What you have to do:
Could you please retype all of the data below exactly?
========================
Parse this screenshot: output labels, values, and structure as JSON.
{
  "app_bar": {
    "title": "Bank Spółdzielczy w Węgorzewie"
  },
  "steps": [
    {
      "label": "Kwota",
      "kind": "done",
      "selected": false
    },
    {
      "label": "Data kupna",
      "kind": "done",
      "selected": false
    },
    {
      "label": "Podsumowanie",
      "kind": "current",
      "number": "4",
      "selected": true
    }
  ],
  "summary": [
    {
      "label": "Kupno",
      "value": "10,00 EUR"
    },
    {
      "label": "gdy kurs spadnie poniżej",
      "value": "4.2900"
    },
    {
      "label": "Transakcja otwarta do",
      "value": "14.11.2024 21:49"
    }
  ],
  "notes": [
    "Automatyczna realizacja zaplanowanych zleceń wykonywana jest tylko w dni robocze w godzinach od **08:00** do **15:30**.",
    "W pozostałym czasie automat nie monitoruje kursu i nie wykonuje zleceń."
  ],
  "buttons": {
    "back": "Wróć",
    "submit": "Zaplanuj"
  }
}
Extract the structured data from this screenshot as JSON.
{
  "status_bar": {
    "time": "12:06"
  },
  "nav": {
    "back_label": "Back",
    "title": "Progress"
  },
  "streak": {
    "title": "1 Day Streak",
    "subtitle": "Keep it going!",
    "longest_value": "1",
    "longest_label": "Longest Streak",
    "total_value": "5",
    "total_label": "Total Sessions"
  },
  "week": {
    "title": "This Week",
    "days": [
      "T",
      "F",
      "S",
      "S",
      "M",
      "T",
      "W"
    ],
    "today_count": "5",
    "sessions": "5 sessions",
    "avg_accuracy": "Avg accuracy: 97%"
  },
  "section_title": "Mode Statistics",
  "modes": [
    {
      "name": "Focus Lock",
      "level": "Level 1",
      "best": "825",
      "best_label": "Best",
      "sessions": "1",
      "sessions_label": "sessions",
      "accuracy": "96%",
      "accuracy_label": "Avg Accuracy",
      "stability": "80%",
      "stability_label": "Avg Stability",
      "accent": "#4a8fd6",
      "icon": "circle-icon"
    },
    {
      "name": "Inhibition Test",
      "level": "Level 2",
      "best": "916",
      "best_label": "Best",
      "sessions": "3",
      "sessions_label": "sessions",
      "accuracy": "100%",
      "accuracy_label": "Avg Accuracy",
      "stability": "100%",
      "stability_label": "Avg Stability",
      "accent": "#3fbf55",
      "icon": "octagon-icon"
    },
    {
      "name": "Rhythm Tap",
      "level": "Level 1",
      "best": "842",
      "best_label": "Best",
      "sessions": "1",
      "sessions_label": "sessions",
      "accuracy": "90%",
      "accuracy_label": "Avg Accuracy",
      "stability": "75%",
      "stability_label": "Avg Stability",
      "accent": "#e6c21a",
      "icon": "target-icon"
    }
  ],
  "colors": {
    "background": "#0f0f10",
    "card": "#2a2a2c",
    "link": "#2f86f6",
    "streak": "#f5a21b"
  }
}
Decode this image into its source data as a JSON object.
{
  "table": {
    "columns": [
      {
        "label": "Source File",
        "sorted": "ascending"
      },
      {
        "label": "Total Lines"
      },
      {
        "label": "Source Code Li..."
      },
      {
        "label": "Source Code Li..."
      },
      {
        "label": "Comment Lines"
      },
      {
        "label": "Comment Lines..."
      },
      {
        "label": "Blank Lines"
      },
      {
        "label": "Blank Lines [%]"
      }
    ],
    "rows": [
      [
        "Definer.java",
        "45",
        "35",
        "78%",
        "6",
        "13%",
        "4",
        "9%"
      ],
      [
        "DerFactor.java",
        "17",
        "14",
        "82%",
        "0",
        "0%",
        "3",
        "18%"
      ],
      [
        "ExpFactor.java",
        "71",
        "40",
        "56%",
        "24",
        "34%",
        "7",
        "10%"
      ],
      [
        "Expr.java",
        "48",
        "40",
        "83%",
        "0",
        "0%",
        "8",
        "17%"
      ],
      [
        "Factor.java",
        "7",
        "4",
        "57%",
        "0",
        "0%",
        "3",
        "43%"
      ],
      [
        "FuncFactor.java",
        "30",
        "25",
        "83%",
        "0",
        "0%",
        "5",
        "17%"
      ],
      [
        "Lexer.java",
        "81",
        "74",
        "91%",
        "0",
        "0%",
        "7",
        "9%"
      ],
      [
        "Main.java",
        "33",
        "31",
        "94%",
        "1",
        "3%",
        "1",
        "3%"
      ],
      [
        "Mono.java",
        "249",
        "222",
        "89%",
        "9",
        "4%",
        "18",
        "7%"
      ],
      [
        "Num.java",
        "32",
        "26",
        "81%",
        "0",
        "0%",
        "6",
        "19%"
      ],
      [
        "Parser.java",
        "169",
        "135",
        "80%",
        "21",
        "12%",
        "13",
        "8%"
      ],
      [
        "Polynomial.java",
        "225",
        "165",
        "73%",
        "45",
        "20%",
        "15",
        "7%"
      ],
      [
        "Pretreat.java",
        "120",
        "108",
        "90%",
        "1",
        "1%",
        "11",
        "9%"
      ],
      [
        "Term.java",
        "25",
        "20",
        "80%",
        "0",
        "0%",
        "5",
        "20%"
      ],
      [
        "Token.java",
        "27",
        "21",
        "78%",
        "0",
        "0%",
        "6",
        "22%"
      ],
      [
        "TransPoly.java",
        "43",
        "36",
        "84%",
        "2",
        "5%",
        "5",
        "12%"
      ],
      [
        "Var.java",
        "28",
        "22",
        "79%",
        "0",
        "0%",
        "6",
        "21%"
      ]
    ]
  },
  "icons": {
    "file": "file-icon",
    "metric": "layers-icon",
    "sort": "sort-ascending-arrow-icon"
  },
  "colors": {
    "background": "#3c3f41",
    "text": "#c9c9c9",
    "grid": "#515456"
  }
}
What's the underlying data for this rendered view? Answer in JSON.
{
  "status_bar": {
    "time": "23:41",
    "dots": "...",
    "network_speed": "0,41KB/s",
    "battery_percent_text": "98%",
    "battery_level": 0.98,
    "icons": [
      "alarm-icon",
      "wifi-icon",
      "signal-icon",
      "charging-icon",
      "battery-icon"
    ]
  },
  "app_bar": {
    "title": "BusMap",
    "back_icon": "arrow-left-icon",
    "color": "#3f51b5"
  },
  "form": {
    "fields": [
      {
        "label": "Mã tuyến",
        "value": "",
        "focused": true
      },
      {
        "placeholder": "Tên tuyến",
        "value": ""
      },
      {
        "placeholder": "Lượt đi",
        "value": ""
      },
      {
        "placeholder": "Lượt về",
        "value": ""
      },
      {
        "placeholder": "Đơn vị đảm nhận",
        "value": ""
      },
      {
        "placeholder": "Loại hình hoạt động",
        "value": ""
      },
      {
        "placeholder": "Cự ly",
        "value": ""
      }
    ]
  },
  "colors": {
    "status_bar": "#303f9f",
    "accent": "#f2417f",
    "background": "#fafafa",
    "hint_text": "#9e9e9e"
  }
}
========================
Answer box:
Parse this screenshot: output labels, values, and structure as JSON.
{
  "app_bar": {
    "title": "Bank Spółdzielczy w Węgorzewie"
  },
  "steps": [
    {
      "label": "Kwota",
      "kind": "done",
      "selected": false
    },
    {
      "label": "Data kupna",
      "kind": "done",
      "selected": false
    },
    {
      "label": "Podsumowanie",
      "kind": "current",
      "number": "4",
      "selected": true
    }
  ],
  "summary": [
    {
      "label": "Kupno",
      "value": "10,00 EUR"
    },
    {
      "label": "gdy kurs spadnie poniżej",
      "value": "4.2900"
    },
    {
      "label": "Transakcja otwarta do",
      "value": "14.11.2024 21:49"
    }
  ],
  "notes": [
    "Automatyczna realizacja zaplanowanych zleceń wykonywana jest tylko w dni robocze w godzinach od **08:00** do **15:30**.",
    "W pozostałym czasie automat nie monitoruje kursu i nie wykonuje zleceń."
  ],
  "buttons": {
    "back": "Wróć",
    "submit": "Zaplanuj"
  }
}
Extract the structured data from this screenshot as JSON.
{
  "status_bar": {
    "time": "12:06"
  },
  "nav": {
    "back_label": "Back",
    "title": "Progress"
  },
  "streak": {
    "title": "1 Day Streak",
    "subtitle": "Keep it going!",
    "longest_value": "1",
    "longest_label": "Longest Streak",
    "total_value": "5",
    "total_label": "Total Sessions"
  },
  "week": {
    "title": "This Week",
    "days": [
      "T",
      "F",
      "S",
      "S",
      "M",
      "T",
      "W"
    ],
    "today_count": "5",
    "sessions": "5 sessions",
    "avg_accuracy": "Avg accuracy: 97%"
  },
  "section_title": "Mode Statistics",
  "modes": [
    {
      "name": "Focus Lock",
      "level": "Level 1",
      "best": "825",
      "best_label": "Best",
      "sessions": "1",
      "sessions_label": "sessions",
      "accuracy": "96%",
      "accuracy_label": "Avg Accuracy",
      "stability": "80%",
      "stability_label": "Avg Stability",
      "accent": "#4a8fd6",
      "icon": "circle-icon"
    },
    {
      "name": "Inhibition Test",
      "level": "Level 2",
      "best": "916",
      "best_label": "Best",
      "sessions": "3",
      "sessions_label": "sessions",
      "accuracy": "100%",
      "accuracy_label": "Avg Accuracy",
      "stability": "100%",
      "stability_label": "Avg Stability",
      "accent": "#3fbf55",
      "icon": "octagon-icon"
    },
    {
      "name": "Rhythm Tap",
      "level": "Level 1",
      "best": "842",
      "best_label": "Best",
      "sessions": "1",
      "sessions_label": "sessions",
      "accuracy": "90%",
      "accuracy_label": "Avg Accuracy",
      "stability": "75%",
      "stability_label": "Avg Stability",
      "accent": "#e6c21a",
      "icon": "target-icon"
    }
  ],
  "colors": {
    "background": "#0f0f10",
    "card": "#2a2a2c",
    "link": "#2f86f6",
    "streak": "#f5a21b"
  }
}
Decode this image into its source data as a JSON object.
{
  "table": {
    "columns": [
      {
        "label": "Source File",
        "sorted": "ascending"
      },
      {
        "label": "Total Lines"
      },
      {
        "label": "Source Code Li..."
      },
      {
        "label": "Source Code Li..."
      },
      {
        "label": "Comment Lines"
      },
      {
        "label": "Comment Lines..."
      },
      {
        "label": "Blank Lines"
      },
      {
        "label": "Blank Lines [%]"
      }
    ],
    "rows": [
      [
        "Definer.java",
        "45",
        "35",
        "78%",
        "6",
        "13%",
        "4",
        "9%"
      ],
      [
        "DerFactor.java",
        "17",
        "14",
        "82%",
        "0",
        "0%",
        "3",
        "18%"
      ],
      [
        "ExpFactor.java",
        "71",
        "40",
        "56%",
        "24",
        "34%",
        "7",
        "10%"
      ],
      [
        "Expr.java",
        "48",
        "40",
        "83%",
        "0",
        "0%",
        "8",
        "17%"
      ],
      [
        "Factor.java",
        "7",
        "4",
        "57%",
        "0",
        "0%",
        "3",
        "43%"
      ],
      [
        "FuncFactor.java",
        "30",
        "25",
        "83%",
        "0",
        "0%",
        "5",
        "17%"
      ],
      [
        "Lexer.java",
        "81",
        "74",
        "91%",
        "0",
        "0%",
        "7",
        "9%"
      ],
      [
        "Main.java",
        "33",
        "31",
        "94%",
        "1",
        "3%",
        "1",
        "3%"
      ],
      [
        "Mono.java",
        "249",
        "222",
        "89%",
        "9",
        "4%",
        "18",
        "7%"
      ],
      [
        "Num.java",
        "32",
        "26",
        "81%",
        "0",
        "0%",
        "6",
        "19%"
      ],
      [
        "Parser.java",
        "169",
        "135",
        "80%",
        "21",
        "12%",
        "13",
        "8%"
      ],
      [
        "Polynomial.java",
        "225",
        "165",
        "73%",
        "45",
        "20%",
        "15",
        "7%"
      ],
      [
        "Pretreat.java",
        "120",
        "108",
        "90%",
        "1",
        "1%",
        "11",
        "9%"
      ],
      [
        "Term.java",
        "25",
        "20",
        "80%",
        "0",
        "0%",
        "5",
        "20%"
      ],
      [
        "Token.java",
        "27",
        "21",
        "78%",
        "0",
        "0%",
        "6",
        "22%"
      ],
      [
        "TransPoly.java",
        "43",
        "36",
        "84%",
        "2",
        "5%",
        "5",
        "12%"
      ],
      [
        "Var.java",
        "28",
        "22",
        "79%",
        "0",
        "0%",
        "6",
        "21%"
      ]
    ]
  },
  "icons": {
    "file": "file-icon",
    "metric": "layers-icon",
    "sort": "sort-ascending-arrow-icon"
  },
  "colors": {
    "background": "#3c3f41",
    "text": "#c9c9c9",
    "grid": "#515456"
  }
}
What's the underlying data for this rendered view? Answer in JSON.
{
  "status_bar": {
    "time": "23:41",
    "dots": "...",
    "network_speed": "0,41KB/s",
    "battery_percent_text": "98%",
    "battery_level": 0.98,
    "icons": [
      "alarm-icon",
      "wifi-icon",
      "signal-icon",
      "charging-icon",
      "battery-icon"
    ]
  },
  "app_bar": {
    "title": "BusMap",
    "back_icon": "arrow-left-icon",
    "color": "#3f51b5"
  },
  "form": {
    "fields": [
      {
        "label": "Mã tuyến",
        "value": "",
        "focused": true
      },
      {
        "placeholder": "Tên tuyến",
        "value": ""
      },
      {
        "placeholder": "Lượt đi",
        "value": ""
      },
      {
        "placeholder": "Lượt về",
        "value": ""
      },
      {
        "placeholder": "Đơn vị đảm nhận",
        "value": ""
      },
      {
        "placeholder": "Loại hình hoạt động",
        "value": ""
      },
      {
        "placeholder": "Cự ly",
        "value": ""
      }
    ]
  },
  "colors": {
    "status_bar": "#303f9f",
    "accent": "#f2417f",
    "background": "#fafafa",
    "hint_text": "#9e9e9e"
  }
}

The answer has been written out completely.